For decades, a group of asbestos victims has been seeking relief from Pittsburgh Corning Corp. Thanks to a settlement that was reached just weeks ago, the group will finally receive millions of dollars in funds to cover medical expenses and other losses.

According to the Pittsburgh Post-Gazette (PG), a trust set up to handle asbestos litigation against the company reached a $178 settlement with the 2,000 claimants who said the company’s asbestos-containing insulation products caused illnesses such as mesothelioma.

In the deal disclosed in U.S. Bankruptcy Court in Pittsburgh, “the $4 billion trust agreed to pay initially $38 million to the group, called the Cimino claims,” said PG. “They will receive another $140 million if an arbitration panel decides in their favor.” The group filed its cases against Pittsburgh Corning in Texas in the 1990s. The trust “resisted paying the claims” for decades arguing that, “some of them never went to trial or their verdicts were overturned.”

Funded by PPG Industries Inc. and Corning Inc. (original joint venture partners in the company), the multibillion dollar trust was created to handle claims when Pittsburgh Corning emerged from bankruptcy in 2016. In early 2017, Plum-based Pittsburgh Corning was acquired by Owens Corning of Toledo, Ohio.

Asbestos Use Today

Asbestos has been used as an insulating material since ancient times due to its strength, resistance to heat and chemicals, and because it does not conduct electricity. As a result, asbestos has been used since the industrial revolution to insulate schools, homes, factories, and ships, and to make automobile brake and clutch parts, ceiling and floor tiles, roofing shingles, cement, textiles, and hundreds of other products.

Though asbestos is strictly regulated today, the Agency for Toxic Substances & Disease Registry (ATSDR) says that the mineral is still imported into the U.S. for use in construction materials such as corrugated sheeting, cement pipe, roofing materials, and vinyl tile. The agency also says that asbestos is still used in automobile clutches and brake pads.

If you have been exposed to asbestos recently or decades ago, see your doctor right away. Though there is no cure for mesothelioma, early detection could increase your treatment options and survival. 



"Asbestos and Cancer Risk." American Cancer Society, Inc., 2017. Web. 01 Dec. 2017.

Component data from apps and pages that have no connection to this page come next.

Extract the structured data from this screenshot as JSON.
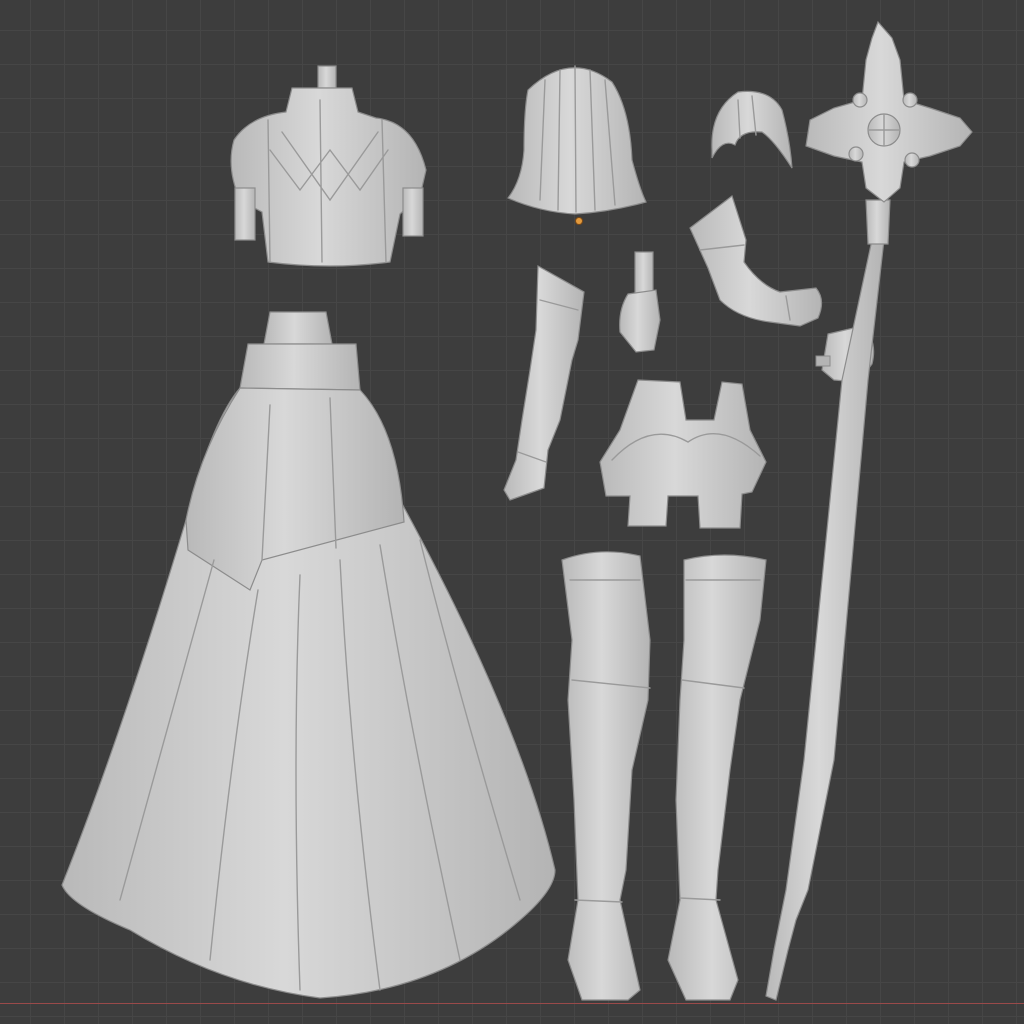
{
  "app": "Blender",
  "viewport": {
    "mode": "solid-shading",
    "view": "orthographic-front",
    "colors": {
      "background": "#3d3d3d",
      "grid": "#464646",
      "x_axis": "#9a4a4a",
      "origin": "#e39a3d",
      "clay": "#cfcfcf"
    }
  },
  "scene_parts": [
    "torso-bodice",
    "skirt",
    "hair-back",
    "hair-ponytail",
    "left-arm-gloved",
    "left-hand",
    "right-arm-with-hand",
    "staff-hand",
    "hip-shorts",
    "left-leg-boot",
    "right-leg-boot",
    "ornate-cross-staff"
  ]
}
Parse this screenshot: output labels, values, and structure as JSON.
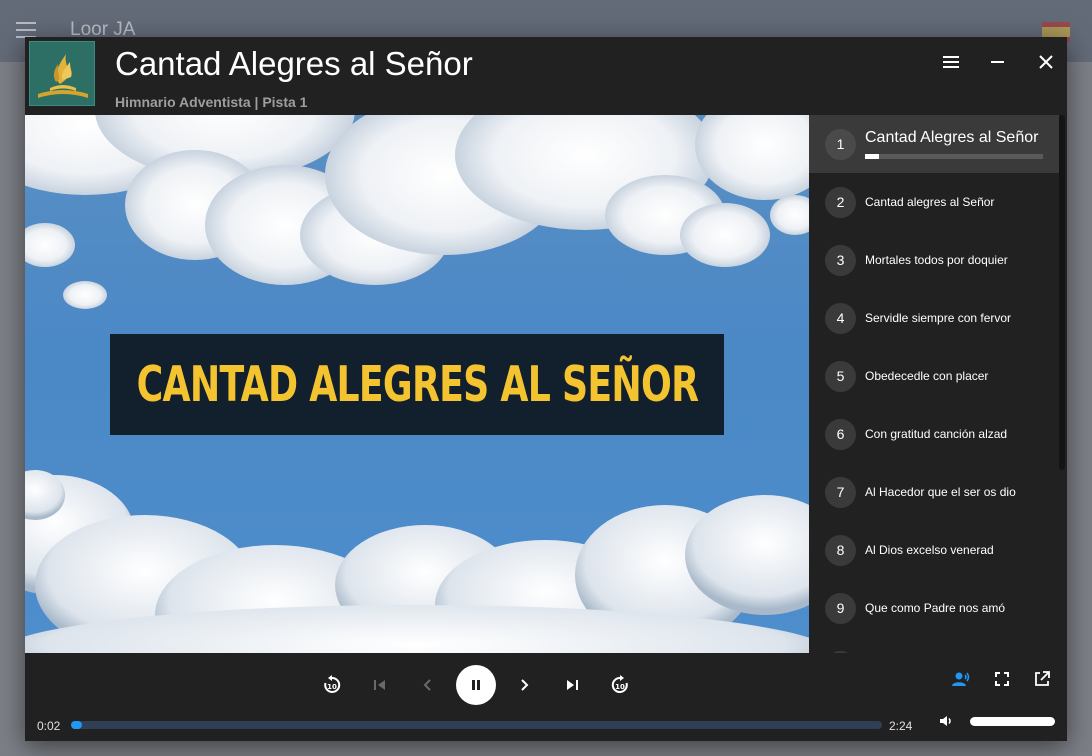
{
  "background_app": {
    "title": "Loor JA"
  },
  "player": {
    "title": "Cantad Alegres al Señor",
    "subtitle": "Himnario Adventista | Pista 1",
    "banner_text": "CANTAD ALEGRES AL SEÑOR",
    "window_buttons": [
      "menu-icon",
      "minimize-icon",
      "close-icon"
    ]
  },
  "playlist": {
    "items": [
      {
        "num": "1",
        "label": "Cantad Alegres al Señor",
        "active": true,
        "progress": 0.08
      },
      {
        "num": "2",
        "label": "Cantad alegres al Señor"
      },
      {
        "num": "3",
        "label": "Mortales todos por doquier"
      },
      {
        "num": "4",
        "label": "Servidle siempre con fervor"
      },
      {
        "num": "5",
        "label": "Obedecedle con placer"
      },
      {
        "num": "6",
        "label": "Con gratitud canción alzad"
      },
      {
        "num": "7",
        "label": "Al Hacedor que el ser os dio"
      },
      {
        "num": "8",
        "label": "Al Dios excelso venerad"
      },
      {
        "num": "9",
        "label": "Que como Padre nos amó"
      }
    ]
  },
  "controls": {
    "current_time": "0:02",
    "duration": "2:24",
    "progress_fraction": 0.014,
    "volume_fraction": 1.0,
    "accent_color": "#2196f3",
    "buttons": [
      "replay-10-icon",
      "skip-previous-icon",
      "chevron-left-icon",
      "pause-icon",
      "chevron-right-icon",
      "skip-next-icon",
      "forward-10-icon"
    ],
    "right_buttons": [
      "voice-icon",
      "fullscreen-icon",
      "open-in-new-icon"
    ],
    "volume_icon": "volume-icon"
  }
}
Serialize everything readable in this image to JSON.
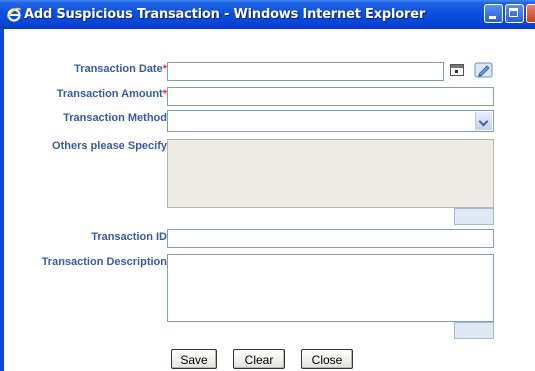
{
  "window": {
    "title": "Add Suspicious Transaction - Windows Internet Explorer"
  },
  "form": {
    "transaction_date": {
      "label": "Transaction Date",
      "required_mark": "*",
      "value": ""
    },
    "transaction_amount": {
      "label": "Transaction Amount",
      "required_mark": "*",
      "value": ""
    },
    "transaction_method": {
      "label": "Transaction Method",
      "value": ""
    },
    "others_specify": {
      "label": "Others please Specify",
      "value": ""
    },
    "transaction_id": {
      "label": "Transaction ID",
      "value": ""
    },
    "transaction_description": {
      "label": "Transaction Description",
      "value": ""
    }
  },
  "buttons": {
    "save": "Save",
    "clear": "Clear",
    "close": "Close"
  },
  "icons": {
    "browser": "internet-explorer-icon",
    "calendar": "calendar-icon",
    "edit": "edit-pencil-icon"
  },
  "colors": {
    "titlebar": "#0a50e0",
    "label": "#3a5aa0",
    "required": "#e0303a",
    "disabled_field": "#ecece4"
  }
}
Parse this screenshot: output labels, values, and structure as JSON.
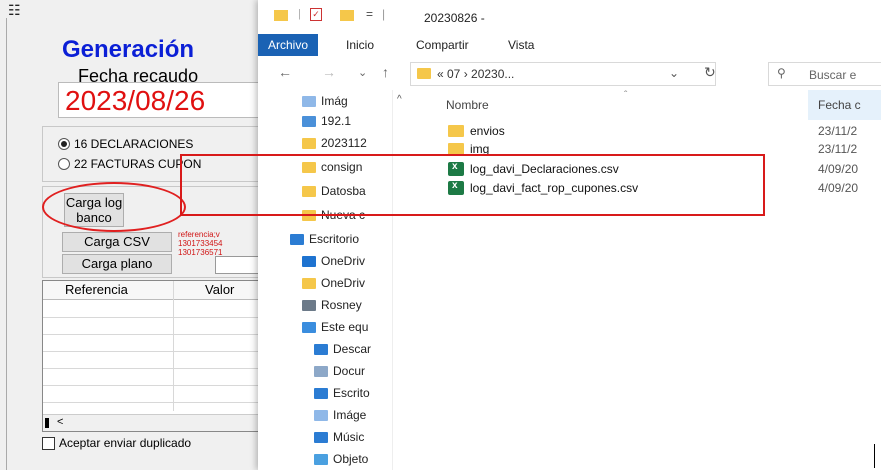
{
  "app": {
    "title": "Generación",
    "fecha_label": "Fecha recaudo",
    "fecha_value": "2023/08/26",
    "radios": [
      {
        "label": "16 DECLARACIONES",
        "selected": true
      },
      {
        "label": "22 FACTURAS CUPON",
        "selected": false
      }
    ],
    "carga_log_line1": "Carga log",
    "carga_log_line2": "banco",
    "carga_csv": "Carga CSV",
    "carga_plano": "Carga plano",
    "ref_text_1": "referencia;v",
    "ref_text_2": "1301733454",
    "ref_text_3": "1301736571",
    "grid_headers": [
      "Referencia",
      "Valor"
    ],
    "scroll_arrow": "<",
    "checkbox_label": "Aceptar enviar duplicado"
  },
  "explorer": {
    "title": "20230826 -",
    "title_sep": "=",
    "tabs": [
      "Archivo",
      "Inicio",
      "Compartir",
      "Vista"
    ],
    "address_path": "«  07  ›  20230...",
    "search_placeholder": "Buscar e",
    "nav_items": [
      {
        "label": "Imág",
        "color": "#8fb8e8"
      },
      {
        "label": "192.1",
        "color": "#4a90d9"
      },
      {
        "label": "2023112",
        "color": "#f5c74a"
      },
      {
        "label": "consign",
        "color": "#f5c74a"
      },
      {
        "label": "Datosba",
        "color": "#f5c74a"
      },
      {
        "label": "Nueva c",
        "color": "#f5c74a"
      },
      {
        "label": "Escritorio",
        "color": "#2b7cd3"
      },
      {
        "label": "OneDriv",
        "color": "#1e73d0"
      },
      {
        "label": "OneDriv",
        "color": "#f5c74a"
      },
      {
        "label": "Rosney",
        "color": "#6c7a89"
      },
      {
        "label": "Este equ",
        "color": "#3a8dde"
      },
      {
        "label": "Descar",
        "color": "#2b7cd3"
      },
      {
        "label": "Docur",
        "color": "#8da8c8"
      },
      {
        "label": "Escrito",
        "color": "#2b7cd3"
      },
      {
        "label": "Imáge",
        "color": "#8fb8e8"
      },
      {
        "label": "Músic",
        "color": "#2b7cd3"
      },
      {
        "label": "Objeto",
        "color": "#4aa0e0"
      }
    ],
    "column_name": "Nombre",
    "column_date": "Fecha c",
    "files": [
      {
        "name": "envios",
        "date": "23/11/2",
        "type": "folder"
      },
      {
        "name": "img",
        "date": "23/11/2",
        "type": "folder"
      },
      {
        "name": "log_davi_Declaraciones.csv",
        "date": "4/09/20",
        "type": "csv"
      },
      {
        "name": "log_davi_fact_rop_cupones.csv",
        "date": "4/09/20",
        "type": "csv"
      }
    ]
  }
}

"Asbestos Toxicity Where Is Asbestos Found?" Agency for Toxic Substances & Disease Registry (ATSDR), 29 Jan. 2016. Web. 01 Dec. 2017.

Gannon, Joyce. "Pittsburgh Corning Trust Reaches Settlement with Asbestos Claimants." Pittsburgh Post-Gazette, 24